The use of powerful language to whip up hatred and incite violence against another individual or group has no place in a functioning democracy. Still, it is flourishing in the corner of the internet designated to Twitter. Just last week, Arron Banks, the well-known Donor-in-Chief to Leave.EU was reported by Caroline Lucas for a dreadful Tweet directed at Greta Thunberg. Such irresponsible comments could have serious repercussions for Thunberg and demonstrate a use of words which is far from wise. Regardless, Twitter failed to hold Banks to account, responding that his loaded choice of words did not break any of the site’s official regulations. Surely, such a pointed statement is exactly what should have been flagged up?
Violent and aggressive language has become somewhat pervasive among high-profile Twitter users. Andrew Adonis, an arch-Remainer and a member of the House of Lords, used grotesque, offensive and potentially triggering imagery to mirror his outrage at the potential for a no-deal Brexit in a since deleted Tweet. His choice of words was completely without thought of their potential consequences, and demonstrated a misplaced understanding of the power of such visceral and explicit language.

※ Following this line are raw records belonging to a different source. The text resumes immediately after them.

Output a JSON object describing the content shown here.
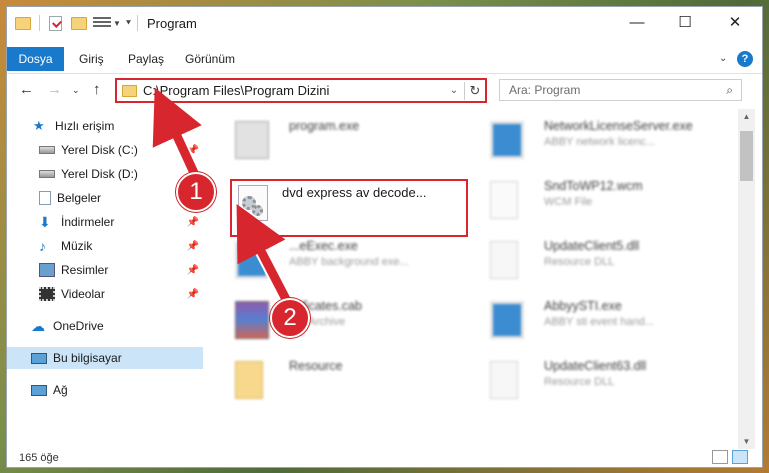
{
  "window": {
    "title": "Program"
  },
  "ribbon": {
    "file": "Dosya",
    "tabs": [
      "Giriş",
      "Paylaş",
      "Görünüm"
    ]
  },
  "address": {
    "path": "C:\\Program Files\\Program Dizini"
  },
  "search": {
    "placeholder": "Ara: Program"
  },
  "sidebar": {
    "items": [
      {
        "label": "Hızlı erişim",
        "icon": "star-icon"
      },
      {
        "label": "Yerel Disk (C:)",
        "icon": "drive-icon"
      },
      {
        "label": "Yerel Disk (D:)",
        "icon": "drive-icon"
      },
      {
        "label": "Belgeler",
        "icon": "documents-icon"
      },
      {
        "label": "İndirmeler",
        "icon": "download-icon"
      },
      {
        "label": "Müzik",
        "icon": "music-icon"
      },
      {
        "label": "Resimler",
        "icon": "pictures-icon"
      },
      {
        "label": "Videolar",
        "icon": "video-icon"
      },
      {
        "label": "OneDrive",
        "icon": "cloud-icon"
      },
      {
        "label": "Bu bilgisayar",
        "icon": "computer-icon"
      },
      {
        "label": "Ağ",
        "icon": "network-icon"
      }
    ]
  },
  "files": [
    {
      "name": "program.exe",
      "sub": ""
    },
    {
      "name": "NetworkLicenseServer.exe",
      "sub": "ABBY network licenc..."
    },
    {
      "name": "dvd express av decode...",
      "sub": ""
    },
    {
      "name": "SndToWP12.wcm",
      "sub": "WCM File"
    },
    {
      "name": "...eExec.exe",
      "sub": "ABBY background exe..."
    },
    {
      "name": "UpdateClient5.dll",
      "sub": "Resource DLL"
    },
    {
      "name": "...ificates.cab",
      "sub": "...R Archive"
    },
    {
      "name": "AbbyySTI.exe",
      "sub": "ABBY sti event hand..."
    },
    {
      "name": "Resource",
      "sub": ""
    },
    {
      "name": "UpdateClient63.dll",
      "sub": "Resource DLL"
    }
  ],
  "status": {
    "count": "165 öğe"
  },
  "annotations": {
    "step1": "1",
    "step2": "2"
  },
  "colors": {
    "accent": "#1979ca",
    "highlight": "#d8262e",
    "selected": "#cce4f7"
  }
}
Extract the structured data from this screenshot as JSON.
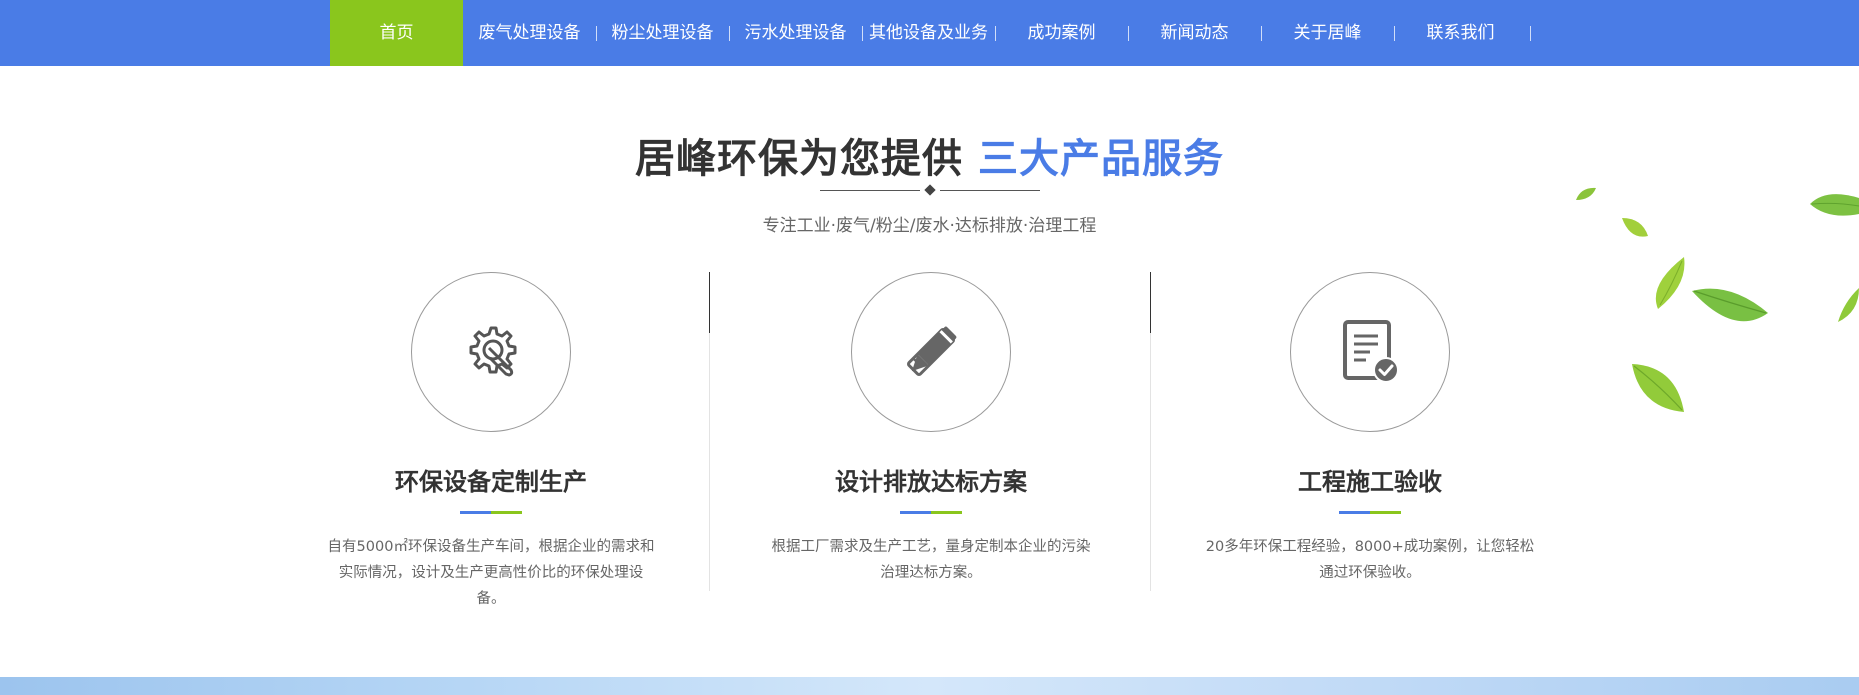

Free speech is a precious commodity, that we in this country often take for granted. Yet, it must not be mutually exclusive with responsibility. It is important to maintain a healthy culture of debate and discussion. But it is when that discussion takes aim at a particular individual, incites hatred or violence towards a particular set of views, or sees the use of pointed language without thought for the consequences, that this precious commodity begins to be threatened.